What is required: In the records that follow, find each line with "필요합니다" and pull it out.

START Working data

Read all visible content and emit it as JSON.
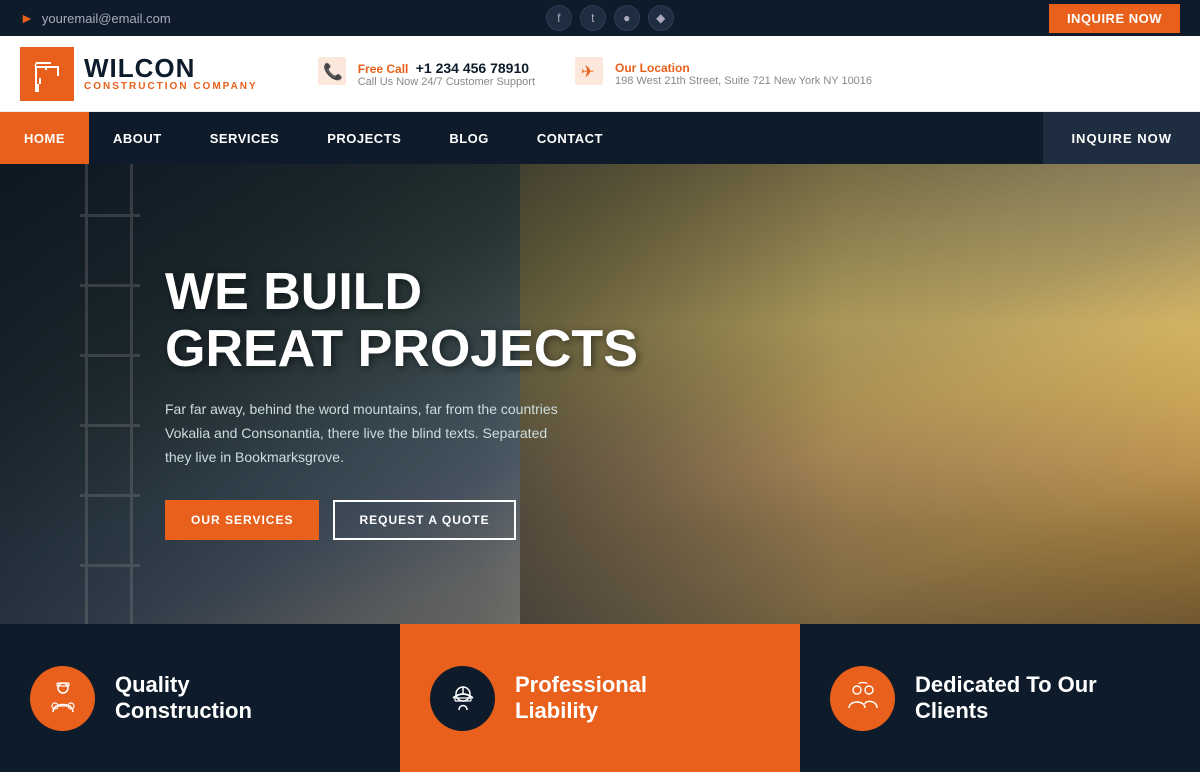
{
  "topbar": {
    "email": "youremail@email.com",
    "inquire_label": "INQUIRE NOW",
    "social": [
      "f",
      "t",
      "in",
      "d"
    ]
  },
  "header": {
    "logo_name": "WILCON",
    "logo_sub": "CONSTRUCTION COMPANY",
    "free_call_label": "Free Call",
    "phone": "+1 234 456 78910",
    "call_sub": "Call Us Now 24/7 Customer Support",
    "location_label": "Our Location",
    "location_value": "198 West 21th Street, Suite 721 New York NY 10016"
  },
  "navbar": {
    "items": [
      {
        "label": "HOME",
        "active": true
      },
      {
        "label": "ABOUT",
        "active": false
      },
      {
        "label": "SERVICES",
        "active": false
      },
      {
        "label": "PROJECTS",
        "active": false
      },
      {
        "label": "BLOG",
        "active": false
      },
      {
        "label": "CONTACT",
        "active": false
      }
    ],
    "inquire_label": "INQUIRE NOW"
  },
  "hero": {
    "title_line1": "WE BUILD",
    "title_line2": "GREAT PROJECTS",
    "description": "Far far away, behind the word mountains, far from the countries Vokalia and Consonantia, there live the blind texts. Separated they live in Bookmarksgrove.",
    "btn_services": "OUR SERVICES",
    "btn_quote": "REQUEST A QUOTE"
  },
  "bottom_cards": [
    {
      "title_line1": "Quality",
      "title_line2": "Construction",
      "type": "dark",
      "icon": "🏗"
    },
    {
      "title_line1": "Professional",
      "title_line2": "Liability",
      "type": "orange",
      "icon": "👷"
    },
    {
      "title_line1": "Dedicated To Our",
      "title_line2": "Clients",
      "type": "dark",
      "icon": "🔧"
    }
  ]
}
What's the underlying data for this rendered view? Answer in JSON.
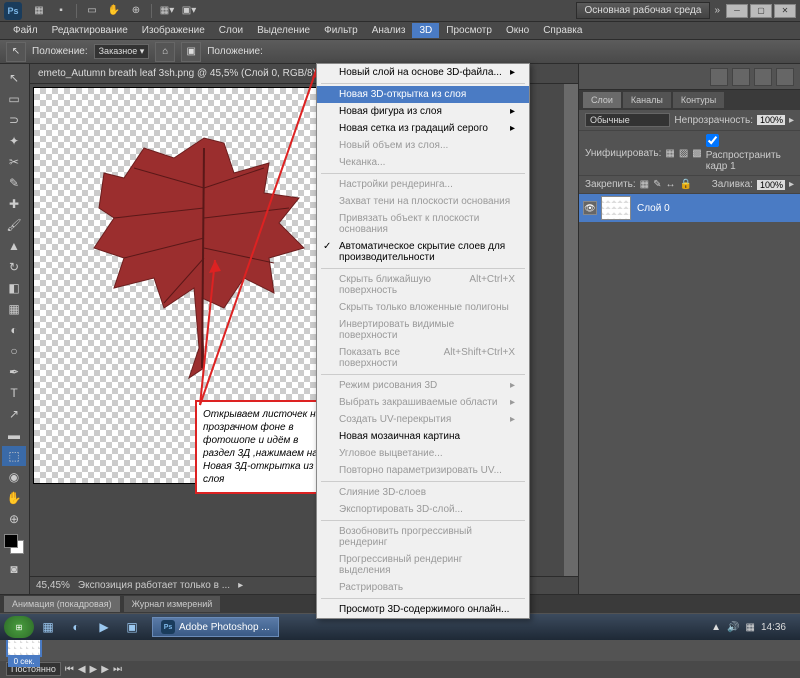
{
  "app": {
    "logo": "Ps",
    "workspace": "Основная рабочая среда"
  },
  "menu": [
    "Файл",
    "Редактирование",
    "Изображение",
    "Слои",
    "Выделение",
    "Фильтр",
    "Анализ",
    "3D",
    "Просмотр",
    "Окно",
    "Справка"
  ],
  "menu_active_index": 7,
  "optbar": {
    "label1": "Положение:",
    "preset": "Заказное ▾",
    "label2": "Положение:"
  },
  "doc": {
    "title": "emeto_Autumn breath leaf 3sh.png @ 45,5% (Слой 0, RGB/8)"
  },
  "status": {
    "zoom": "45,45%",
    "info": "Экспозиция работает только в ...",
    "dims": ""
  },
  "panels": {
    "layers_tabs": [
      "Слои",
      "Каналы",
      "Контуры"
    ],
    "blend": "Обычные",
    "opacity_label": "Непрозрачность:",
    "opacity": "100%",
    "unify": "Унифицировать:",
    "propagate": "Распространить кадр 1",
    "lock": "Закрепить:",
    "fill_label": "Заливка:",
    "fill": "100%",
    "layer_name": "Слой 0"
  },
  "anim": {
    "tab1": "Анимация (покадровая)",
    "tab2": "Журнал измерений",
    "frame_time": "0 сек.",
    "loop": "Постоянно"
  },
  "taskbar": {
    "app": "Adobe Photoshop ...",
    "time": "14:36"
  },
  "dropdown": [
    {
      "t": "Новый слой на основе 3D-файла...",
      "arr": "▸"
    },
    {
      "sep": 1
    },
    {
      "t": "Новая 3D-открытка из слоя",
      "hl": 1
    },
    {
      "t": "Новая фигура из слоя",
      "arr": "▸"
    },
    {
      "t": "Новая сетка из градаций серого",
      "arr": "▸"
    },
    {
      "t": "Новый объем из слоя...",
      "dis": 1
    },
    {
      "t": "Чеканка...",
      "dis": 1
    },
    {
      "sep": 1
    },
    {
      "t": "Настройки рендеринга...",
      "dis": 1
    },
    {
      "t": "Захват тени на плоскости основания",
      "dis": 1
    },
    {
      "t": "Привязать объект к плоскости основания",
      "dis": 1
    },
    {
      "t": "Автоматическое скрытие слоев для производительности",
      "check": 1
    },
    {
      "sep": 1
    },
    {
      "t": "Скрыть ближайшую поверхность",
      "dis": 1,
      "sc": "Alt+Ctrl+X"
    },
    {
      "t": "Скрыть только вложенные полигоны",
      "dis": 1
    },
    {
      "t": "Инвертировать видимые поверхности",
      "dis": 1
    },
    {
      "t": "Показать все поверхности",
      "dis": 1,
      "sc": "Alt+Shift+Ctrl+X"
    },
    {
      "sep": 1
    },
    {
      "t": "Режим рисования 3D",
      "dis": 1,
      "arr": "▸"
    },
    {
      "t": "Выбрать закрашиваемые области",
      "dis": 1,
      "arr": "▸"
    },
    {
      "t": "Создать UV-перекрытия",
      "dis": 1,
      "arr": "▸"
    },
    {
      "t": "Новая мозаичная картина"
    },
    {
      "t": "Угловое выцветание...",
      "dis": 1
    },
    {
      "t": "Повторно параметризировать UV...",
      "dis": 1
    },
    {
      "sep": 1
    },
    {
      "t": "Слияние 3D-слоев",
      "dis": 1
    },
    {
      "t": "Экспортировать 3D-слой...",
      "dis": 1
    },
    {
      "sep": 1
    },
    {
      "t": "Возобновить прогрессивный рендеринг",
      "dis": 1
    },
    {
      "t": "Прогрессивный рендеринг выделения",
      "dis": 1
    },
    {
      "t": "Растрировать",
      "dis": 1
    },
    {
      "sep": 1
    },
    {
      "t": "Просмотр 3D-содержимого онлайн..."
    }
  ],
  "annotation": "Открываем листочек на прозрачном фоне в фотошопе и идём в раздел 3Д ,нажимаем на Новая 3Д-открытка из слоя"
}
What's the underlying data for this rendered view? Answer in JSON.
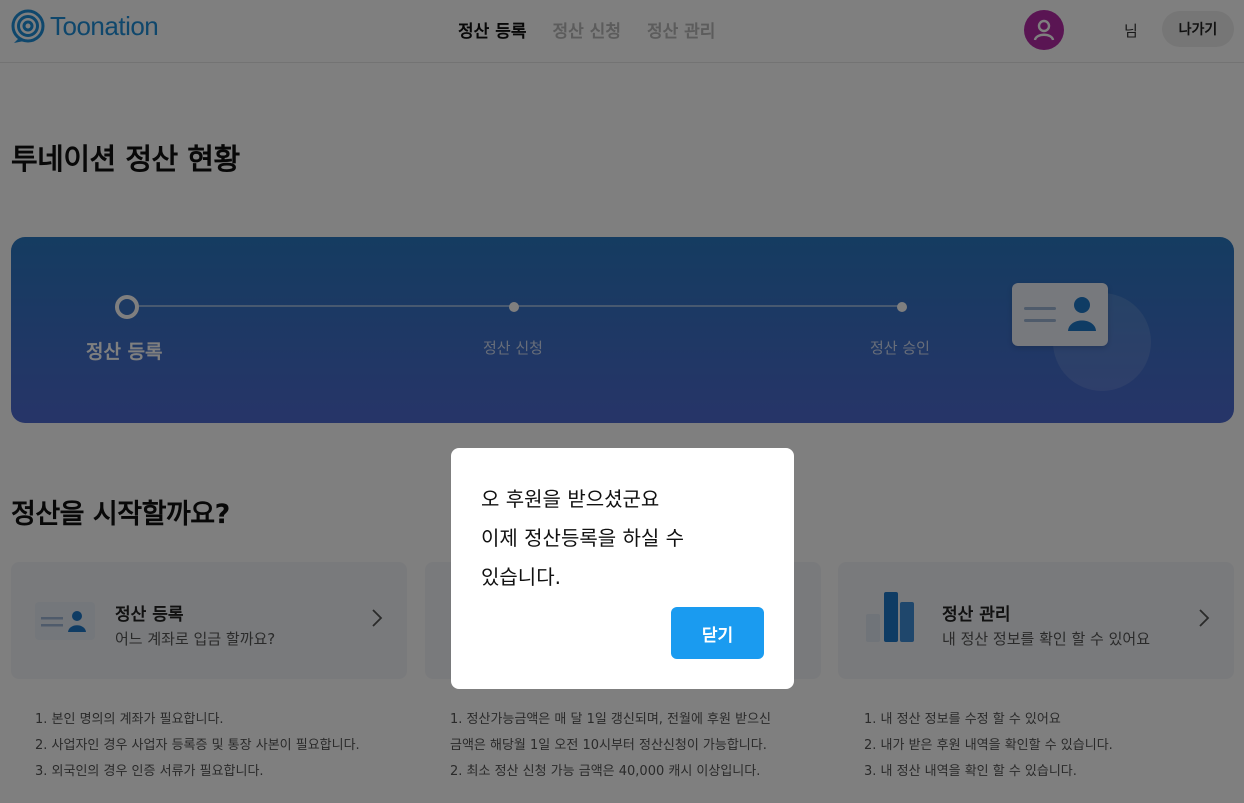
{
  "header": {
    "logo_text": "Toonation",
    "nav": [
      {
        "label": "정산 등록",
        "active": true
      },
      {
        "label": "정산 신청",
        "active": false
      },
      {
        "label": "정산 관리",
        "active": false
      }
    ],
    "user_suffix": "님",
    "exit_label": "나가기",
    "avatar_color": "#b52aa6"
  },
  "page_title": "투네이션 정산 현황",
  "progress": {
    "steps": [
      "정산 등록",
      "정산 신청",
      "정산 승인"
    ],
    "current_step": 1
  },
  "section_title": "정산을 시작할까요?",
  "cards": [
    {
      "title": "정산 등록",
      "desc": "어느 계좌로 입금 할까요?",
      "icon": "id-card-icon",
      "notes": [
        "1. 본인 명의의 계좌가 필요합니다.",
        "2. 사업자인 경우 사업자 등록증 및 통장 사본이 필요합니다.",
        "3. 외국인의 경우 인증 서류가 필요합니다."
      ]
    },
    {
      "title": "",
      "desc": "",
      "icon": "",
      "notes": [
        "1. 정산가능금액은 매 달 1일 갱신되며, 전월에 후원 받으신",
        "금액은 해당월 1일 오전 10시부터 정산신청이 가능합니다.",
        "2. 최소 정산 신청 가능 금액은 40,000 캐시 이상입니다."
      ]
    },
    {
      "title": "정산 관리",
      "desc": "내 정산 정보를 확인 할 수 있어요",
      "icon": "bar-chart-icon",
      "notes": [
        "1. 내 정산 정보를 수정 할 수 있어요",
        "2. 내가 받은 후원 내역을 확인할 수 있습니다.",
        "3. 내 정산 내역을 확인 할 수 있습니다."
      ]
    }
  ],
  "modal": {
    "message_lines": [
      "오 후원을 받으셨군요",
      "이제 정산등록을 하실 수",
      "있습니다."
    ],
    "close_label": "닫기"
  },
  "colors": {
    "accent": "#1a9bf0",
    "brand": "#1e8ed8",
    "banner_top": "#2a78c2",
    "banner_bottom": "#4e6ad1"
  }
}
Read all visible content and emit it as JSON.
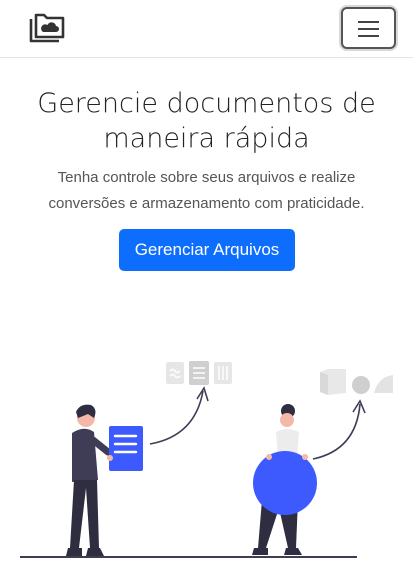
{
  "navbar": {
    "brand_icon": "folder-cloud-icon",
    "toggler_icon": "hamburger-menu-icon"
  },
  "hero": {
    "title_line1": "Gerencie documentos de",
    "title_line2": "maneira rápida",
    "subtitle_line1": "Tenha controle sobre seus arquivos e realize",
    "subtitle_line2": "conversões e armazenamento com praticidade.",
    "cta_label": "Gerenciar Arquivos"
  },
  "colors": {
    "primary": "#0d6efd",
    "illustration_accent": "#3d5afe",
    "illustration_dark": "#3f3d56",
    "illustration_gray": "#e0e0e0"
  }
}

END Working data

Exercise answer:
        "1. 본인 명의의 계좌가 필요합니다.",
        "2. 사업자인 경우 사업자 등록증 및 통장 사본이 필요합니다.",
        "3. 외국인의 경우 인증 서류가 필요합니다."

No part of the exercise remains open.